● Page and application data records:
◆ ◆ ◆ ◆ ◆

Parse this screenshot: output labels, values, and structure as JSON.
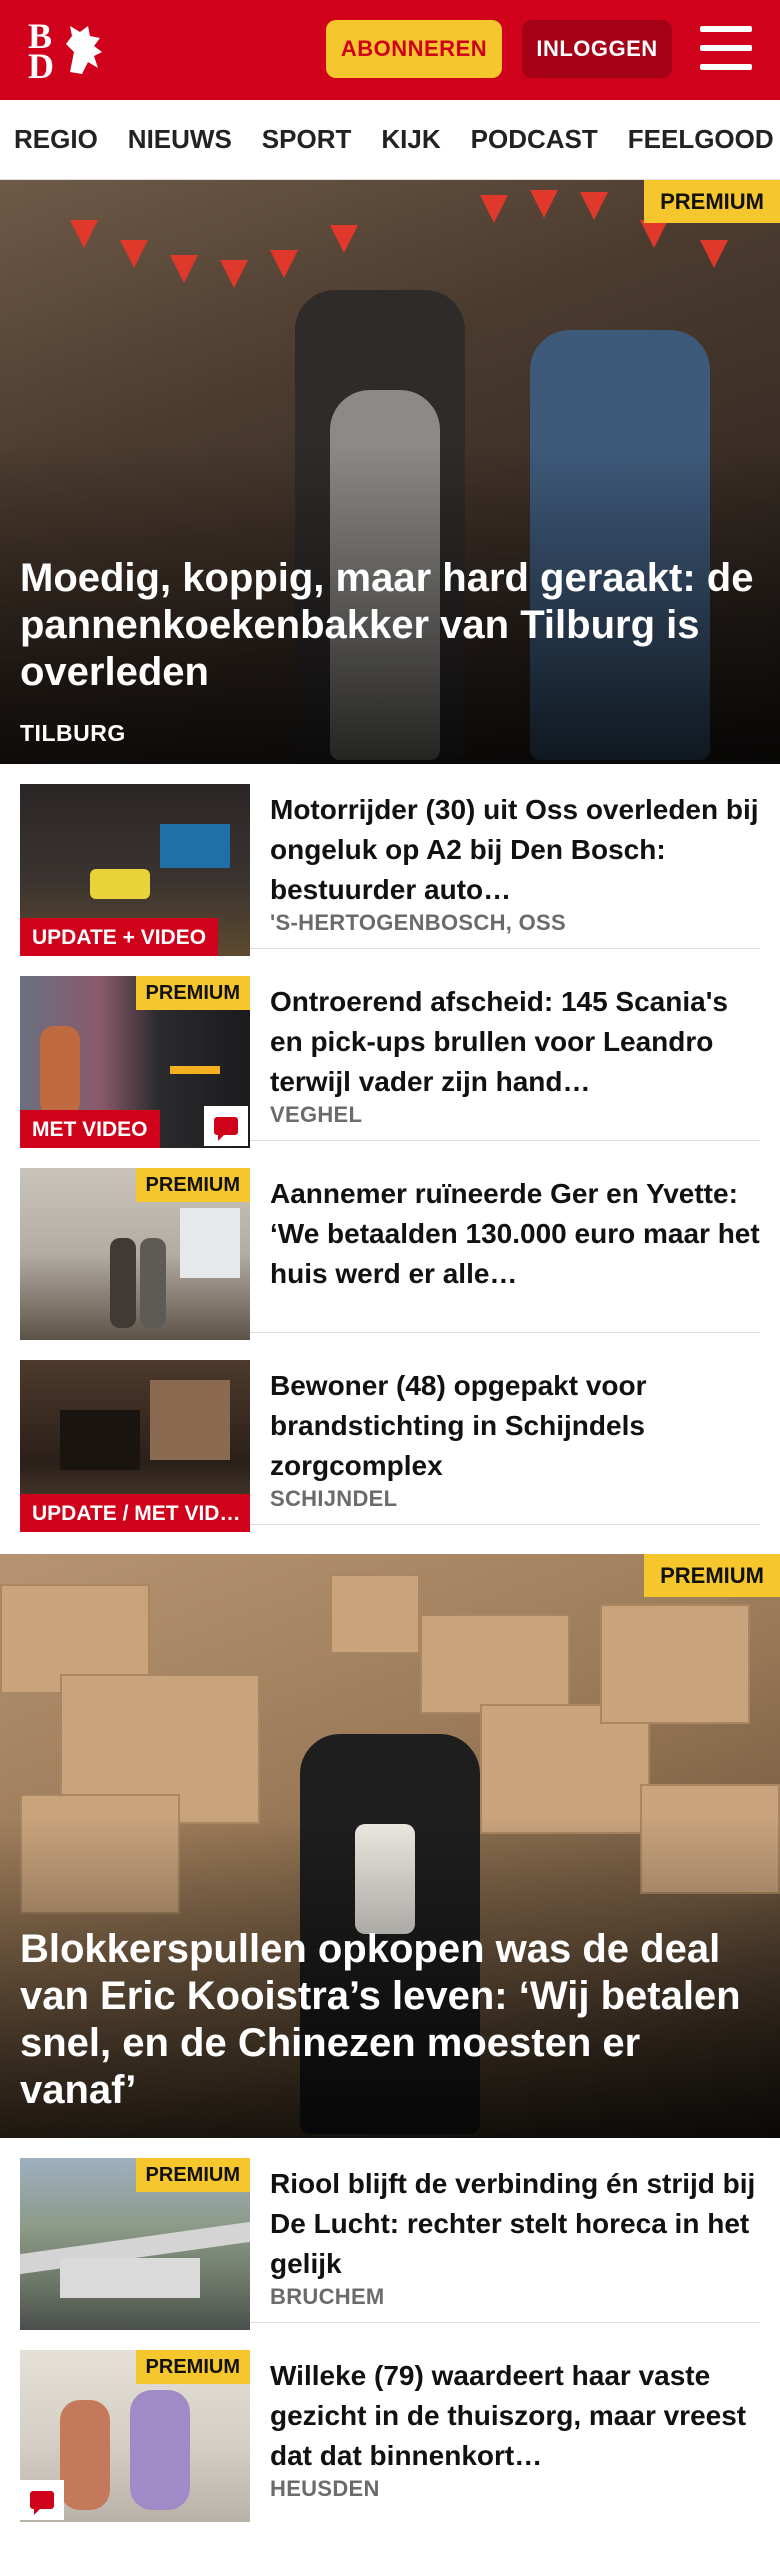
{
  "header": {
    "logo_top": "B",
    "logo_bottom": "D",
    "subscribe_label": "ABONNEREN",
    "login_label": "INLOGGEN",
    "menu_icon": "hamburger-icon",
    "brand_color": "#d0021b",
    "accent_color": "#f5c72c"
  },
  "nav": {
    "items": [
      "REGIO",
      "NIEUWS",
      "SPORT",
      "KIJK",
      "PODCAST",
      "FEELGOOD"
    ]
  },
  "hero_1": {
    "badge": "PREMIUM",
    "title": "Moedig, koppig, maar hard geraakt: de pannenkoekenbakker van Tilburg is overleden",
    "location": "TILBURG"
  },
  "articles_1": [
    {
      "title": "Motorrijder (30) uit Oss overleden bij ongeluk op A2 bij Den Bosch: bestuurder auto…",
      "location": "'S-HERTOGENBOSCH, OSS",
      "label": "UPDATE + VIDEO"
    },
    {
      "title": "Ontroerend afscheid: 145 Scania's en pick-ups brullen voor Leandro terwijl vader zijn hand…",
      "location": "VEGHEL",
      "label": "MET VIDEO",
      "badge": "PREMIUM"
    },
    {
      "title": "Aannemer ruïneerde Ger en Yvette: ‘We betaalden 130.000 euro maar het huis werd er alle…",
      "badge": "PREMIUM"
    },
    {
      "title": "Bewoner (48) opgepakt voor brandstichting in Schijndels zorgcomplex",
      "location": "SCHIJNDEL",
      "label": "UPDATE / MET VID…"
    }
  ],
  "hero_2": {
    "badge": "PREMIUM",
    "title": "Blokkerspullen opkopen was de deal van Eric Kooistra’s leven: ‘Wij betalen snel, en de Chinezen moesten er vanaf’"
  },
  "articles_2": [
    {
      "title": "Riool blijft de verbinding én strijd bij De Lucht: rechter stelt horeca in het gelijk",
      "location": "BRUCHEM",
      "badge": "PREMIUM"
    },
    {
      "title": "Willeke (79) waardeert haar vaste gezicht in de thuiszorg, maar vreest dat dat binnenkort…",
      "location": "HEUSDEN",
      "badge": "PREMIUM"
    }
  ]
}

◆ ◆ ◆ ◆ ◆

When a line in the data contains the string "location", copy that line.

● Solved exercise:
    "location": "TILBURG"
      "location": "'S-HERTOGENBOSCH, OSS",
      "location": "VEGHEL",
      "location": "SCHIJNDEL",
      "location": "BRUCHEM",
      "location": "HEUSDEN",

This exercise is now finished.